We currently have a web application that gets a random integer from the random number generator, then passes it into the area calculator and displays the result.  However, I want to be more accurate with the calculation, so I’ve created a new area calculator class with a better value for π and placed it in a new JAR file called area3.jar.

New CircleCalculator

public class CircleCalculator {

private static final double PI = 3.141592653589793;

private int radius;

public CircleCalculator(int radius) {
this.radius = radius;
}

public double getArea() {
return PI * radius * radius;
}
}

I still want to reference my old JAR file though, because that’s what is exporting the dependency for the random number generator, which I still need (I could have pointed directly at the utils.jar instead, but that might not be possible in a more complicated, real-life situation).  I’ve created a jboss‑deployment‑structure.xml file that excludes the packages that I don’t want from the old JAR, and adds the dependency for the new JAR.  This file needs to go in the WEB-INF directory of the web archive.  I can then remove the Dependencies: entry from the MANIFEST.MF file.

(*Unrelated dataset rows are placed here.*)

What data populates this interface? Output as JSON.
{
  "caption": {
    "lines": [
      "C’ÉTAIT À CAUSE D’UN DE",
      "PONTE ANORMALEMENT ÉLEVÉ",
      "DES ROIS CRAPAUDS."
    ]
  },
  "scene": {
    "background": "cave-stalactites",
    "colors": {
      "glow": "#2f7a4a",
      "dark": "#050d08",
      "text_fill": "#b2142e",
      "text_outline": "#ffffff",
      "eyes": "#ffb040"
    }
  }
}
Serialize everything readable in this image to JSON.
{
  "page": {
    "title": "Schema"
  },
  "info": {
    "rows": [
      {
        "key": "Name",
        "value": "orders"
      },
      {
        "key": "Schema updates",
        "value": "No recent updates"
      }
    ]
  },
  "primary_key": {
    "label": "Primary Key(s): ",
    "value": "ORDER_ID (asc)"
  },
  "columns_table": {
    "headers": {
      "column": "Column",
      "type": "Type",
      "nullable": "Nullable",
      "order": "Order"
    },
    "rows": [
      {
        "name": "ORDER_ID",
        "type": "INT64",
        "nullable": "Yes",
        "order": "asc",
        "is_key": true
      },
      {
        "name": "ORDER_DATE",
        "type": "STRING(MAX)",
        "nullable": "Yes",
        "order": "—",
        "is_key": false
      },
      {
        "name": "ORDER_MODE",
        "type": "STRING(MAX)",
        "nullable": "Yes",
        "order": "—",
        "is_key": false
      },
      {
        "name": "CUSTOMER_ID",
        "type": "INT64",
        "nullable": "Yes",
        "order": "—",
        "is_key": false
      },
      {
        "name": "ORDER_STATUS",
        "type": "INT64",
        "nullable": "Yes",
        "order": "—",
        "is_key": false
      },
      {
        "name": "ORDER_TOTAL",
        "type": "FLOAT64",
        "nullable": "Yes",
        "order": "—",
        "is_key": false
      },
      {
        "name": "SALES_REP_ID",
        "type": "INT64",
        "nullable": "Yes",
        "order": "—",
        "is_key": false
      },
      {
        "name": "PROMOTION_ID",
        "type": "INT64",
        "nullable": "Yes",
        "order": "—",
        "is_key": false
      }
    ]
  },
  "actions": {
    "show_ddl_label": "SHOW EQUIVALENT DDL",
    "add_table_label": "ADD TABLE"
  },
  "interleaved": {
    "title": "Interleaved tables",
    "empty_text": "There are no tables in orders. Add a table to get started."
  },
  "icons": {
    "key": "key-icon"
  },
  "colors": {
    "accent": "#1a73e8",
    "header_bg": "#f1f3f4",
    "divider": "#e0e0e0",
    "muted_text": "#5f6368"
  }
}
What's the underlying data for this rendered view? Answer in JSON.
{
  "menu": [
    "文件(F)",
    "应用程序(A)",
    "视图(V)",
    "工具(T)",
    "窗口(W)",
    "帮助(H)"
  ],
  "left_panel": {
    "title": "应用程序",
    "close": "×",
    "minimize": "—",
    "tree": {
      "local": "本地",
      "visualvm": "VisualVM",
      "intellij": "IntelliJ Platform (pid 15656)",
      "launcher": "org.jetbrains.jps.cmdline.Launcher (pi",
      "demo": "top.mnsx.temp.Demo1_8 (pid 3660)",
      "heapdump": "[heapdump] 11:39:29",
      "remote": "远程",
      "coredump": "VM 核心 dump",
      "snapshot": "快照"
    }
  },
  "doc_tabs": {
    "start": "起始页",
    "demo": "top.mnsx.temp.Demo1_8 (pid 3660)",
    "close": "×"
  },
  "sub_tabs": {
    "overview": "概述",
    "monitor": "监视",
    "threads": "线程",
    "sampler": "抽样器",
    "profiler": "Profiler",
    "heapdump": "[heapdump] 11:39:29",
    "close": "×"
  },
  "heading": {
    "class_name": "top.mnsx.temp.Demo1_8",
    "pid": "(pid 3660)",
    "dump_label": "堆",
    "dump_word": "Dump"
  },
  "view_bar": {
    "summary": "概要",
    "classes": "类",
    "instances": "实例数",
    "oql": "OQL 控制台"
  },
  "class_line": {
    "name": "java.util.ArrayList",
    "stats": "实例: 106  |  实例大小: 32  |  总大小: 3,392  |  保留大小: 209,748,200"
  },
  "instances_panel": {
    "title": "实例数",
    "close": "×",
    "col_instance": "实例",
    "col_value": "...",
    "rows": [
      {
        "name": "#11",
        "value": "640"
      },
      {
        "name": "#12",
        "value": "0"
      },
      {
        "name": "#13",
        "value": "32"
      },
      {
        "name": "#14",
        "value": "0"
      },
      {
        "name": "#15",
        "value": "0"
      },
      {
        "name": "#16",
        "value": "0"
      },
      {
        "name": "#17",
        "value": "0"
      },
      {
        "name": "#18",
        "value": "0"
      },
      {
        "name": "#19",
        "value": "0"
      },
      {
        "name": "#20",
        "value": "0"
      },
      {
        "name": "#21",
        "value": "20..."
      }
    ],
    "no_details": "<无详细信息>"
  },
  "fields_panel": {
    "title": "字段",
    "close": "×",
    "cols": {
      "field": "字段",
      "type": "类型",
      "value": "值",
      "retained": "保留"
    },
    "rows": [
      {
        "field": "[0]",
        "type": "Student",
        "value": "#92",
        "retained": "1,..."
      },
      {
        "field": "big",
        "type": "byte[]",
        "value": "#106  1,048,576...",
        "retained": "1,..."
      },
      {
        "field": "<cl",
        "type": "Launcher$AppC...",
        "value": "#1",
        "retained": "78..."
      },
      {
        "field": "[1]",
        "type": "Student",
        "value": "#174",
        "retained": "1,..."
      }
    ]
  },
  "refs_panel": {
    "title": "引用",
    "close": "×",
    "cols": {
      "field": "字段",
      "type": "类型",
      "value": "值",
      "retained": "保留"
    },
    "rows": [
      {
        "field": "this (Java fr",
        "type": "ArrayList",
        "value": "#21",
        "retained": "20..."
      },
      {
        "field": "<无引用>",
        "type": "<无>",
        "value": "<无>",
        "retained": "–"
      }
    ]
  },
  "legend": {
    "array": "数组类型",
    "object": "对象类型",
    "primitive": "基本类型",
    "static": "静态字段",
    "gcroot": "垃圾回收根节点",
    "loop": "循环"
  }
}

jboss-deployment-structure.xml

<jboss-deployment-structure xmlns="urn:jboss:deployment-structure:1.2">

<deployment>

<dependencies>
<module name="deployment.area2.jar">
<imports>
<exclude path="com/tier2consulting/area" />
</imports>
</module>
<module name="deployment.area3.jar" />
</dependencies>

</deployment>

</jboss-deployment-structure>

The new architecture of the application is shown below.

Modules2_Architecture3

Download and deploy the improved area calculator contained in area3.jar, and the web application with its new deployment descriptor in webapp3.war.  No code has been changed in the web application; the dependency management is handling it all.  Access the web application using the following URL:

http://localhost:8080/webapp3/calc2

You should get output similar to this:

The area of the circle with radius 2 is 12.566370614359172

Notice that the value is accurate to more significant digits than it was before.  The web application is now using the new calculator class.

Conclusion

We’ve been able to control how modules see each other using two different approaches.  This can resolve class loading errors and conflicts that are common in application servers where classes with the same names may be loaded from multiple archives.

In the next article, we’ll take a look at other ways of deploying modules, how we can have different versions of the same module deployed at the same time, and how we can make modules visible to all our deployments without having to explicitly declare dependencies.

Find out more about JBoss and Tier 2 Consulting

Eclipse Projects

modules2-utils.zip
modules2-area1.zip
modules2-area2.zip
modules2-area3.zip
modules2-war1.zip
modules2-war2.zip
modules2-war3.zip